Local teams prepare for season with 7-on-7Published 9:20pm Monday, July 29, 2013
Players from Keith, Dallas County, and Southside pushed through temperatures that reached the upper 90’s Monday, in a 7-on-7 that was rescheduled from July 23 due to storms that drenched the area.
In the originally scheduled 7-on-7, multiple teams were on-board, but due to the postponement only three teams were able to make the trip to Southside. The Bears and Hornets joined the Panthers Monday, as the teams rotated opponents all afternoon and coaches got another look at their teams before practices get underway in August.
With the season on the horizon, each coach was able to take some positives out of his team’s 7-on-7 performance.
“What I liked was everyone was lined up in the right position,” Southside head coach Daniel Flowers said. “Any time you get guys lined up and doing their jobs, that’s a start. They executed pretty well.”
For Keith, a team that is known for running the football, the 7-on-7 was a chance to show the world that they can throw the football as well.
“We are known for being a running team. We are really a pulling and trapping team, but we also set up the play action pass,” Keith head coach Harry Crum said. “We need to be able to throw the ball. Last year at times, Maurice [Crumpton] threw the ball around, but we want to let people know that any given moment that we can throw the football. Everybody knows we know how to run the football.”
Crum liked what he saw from the Bears’ passing game.
“I saw a couple of kids that really impressed me with their catching ability,” Crum said. “Maurice made some good throws. Some people really impressed me with their quickness and we picked a couple of balls off. I don’t think it has been a bad day at all.”

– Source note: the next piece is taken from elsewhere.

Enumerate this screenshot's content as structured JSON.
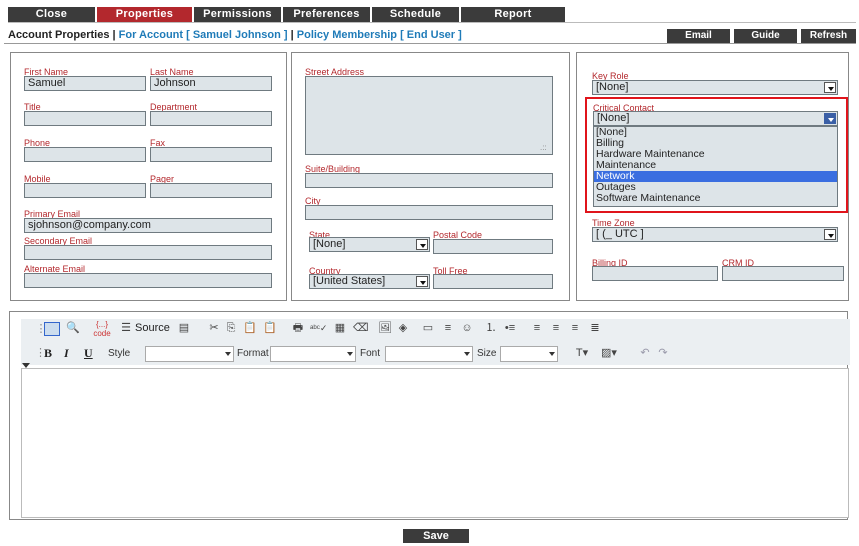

Dallas County, led by new head coach Barry Colburn, also likes to run the football and altered their playbook for 7-on-7 games this offseason. Monday, the Hornets started running more of their normal playbook as the team adjusts into regular season mode.
“The quarterbacks threw well. We ran good routes. We caught some great balls. [We were] wonderful on defense,” Colburn said. “We finally got a couple of guys doing what we expect them to do, and we ended up with several interceptions. All in all, it’s a great day. The kids did a great job.”
The Hornets’ up-tempo, fast paced offense — designed for the 7-on-7 — kept two units swapping in and out of the game in-between each play.
“We divide our people up, so we actually run two teams where everybody else runs one. So, we get twice as many people in the game,” Colburn said. “Then, we have a system that lets us rapid fire plays, so we end up running twice as many plays as everybody else.”
Flowers said he likes the way his team competes, even when plays do not go the way they are supposed to.
“I liked how they compete. They get upset when things aren’t going their way,” Flowers said. “That’s kind of fun, because that lets you know they want to win. You also want kids that know how to compete and feel hurt when they lose.”
No official score was kept in the thirty minute contests.
When a team was sitting out, it went to a shaded area and got a half hour of rest before taking the field again and playing two more games.